Over a two-year period, CWCB's roundtables have brought together stakeholders with a wide range of water needs, including farmers, ranchers, urban and rural communities and water providers to discuss the importance of flexible and reliable water supplies and to brainstorm ideas for maintaining them.
Colorado Businesses Promoting Sustainability
Businesses in Colorado are also getting involved in green initiatives and sustainability measures in response to a growing demand from consumers. Colorado consumers are increasingly looking to do business with brands that align with their values and that are making efforts to protect the environment and our natural resources.
It's critical that Colorado businesses learn to meet their present needs without compromising the ability of future generations to meet their own needs. In order to achieve this goal, organizations should examine their approach not only to water consumption, but also to energy, materials, recycling, transportation and other aspects of their operation to determine what changes need to occur to make their business more sustainable for the future.
As a bottled spring water and bulk water delivery provider, Eldorado Natural Spring Water has long been a leading advocate of sustainability initiatives in Colorado. We're proud to say that we were the first bottled water company in the U.S. to introduce 100% recycled plastic bottles. Recycled bottles require 77% less energy to produce and generate 58% fewer emissions in the production process.

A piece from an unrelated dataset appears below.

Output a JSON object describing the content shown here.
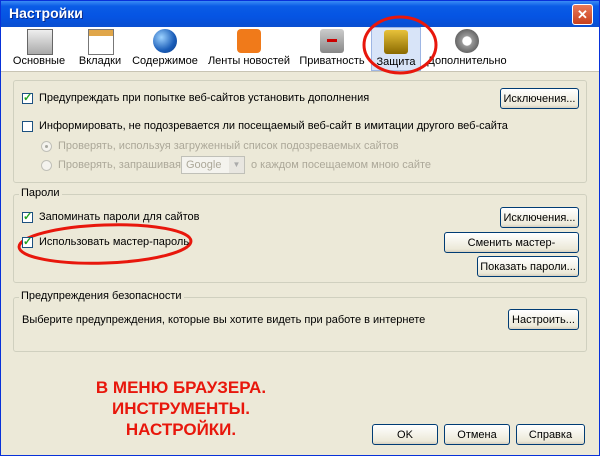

In addition, we recycle 96% of the waste from our bottling plant, including paper, cardboard and plastic. We even generate 50% of the energy for our Colorado headquarters from a rooftop solar system.
In short, we're serious about protecting the Colorado environment that gives us all so much.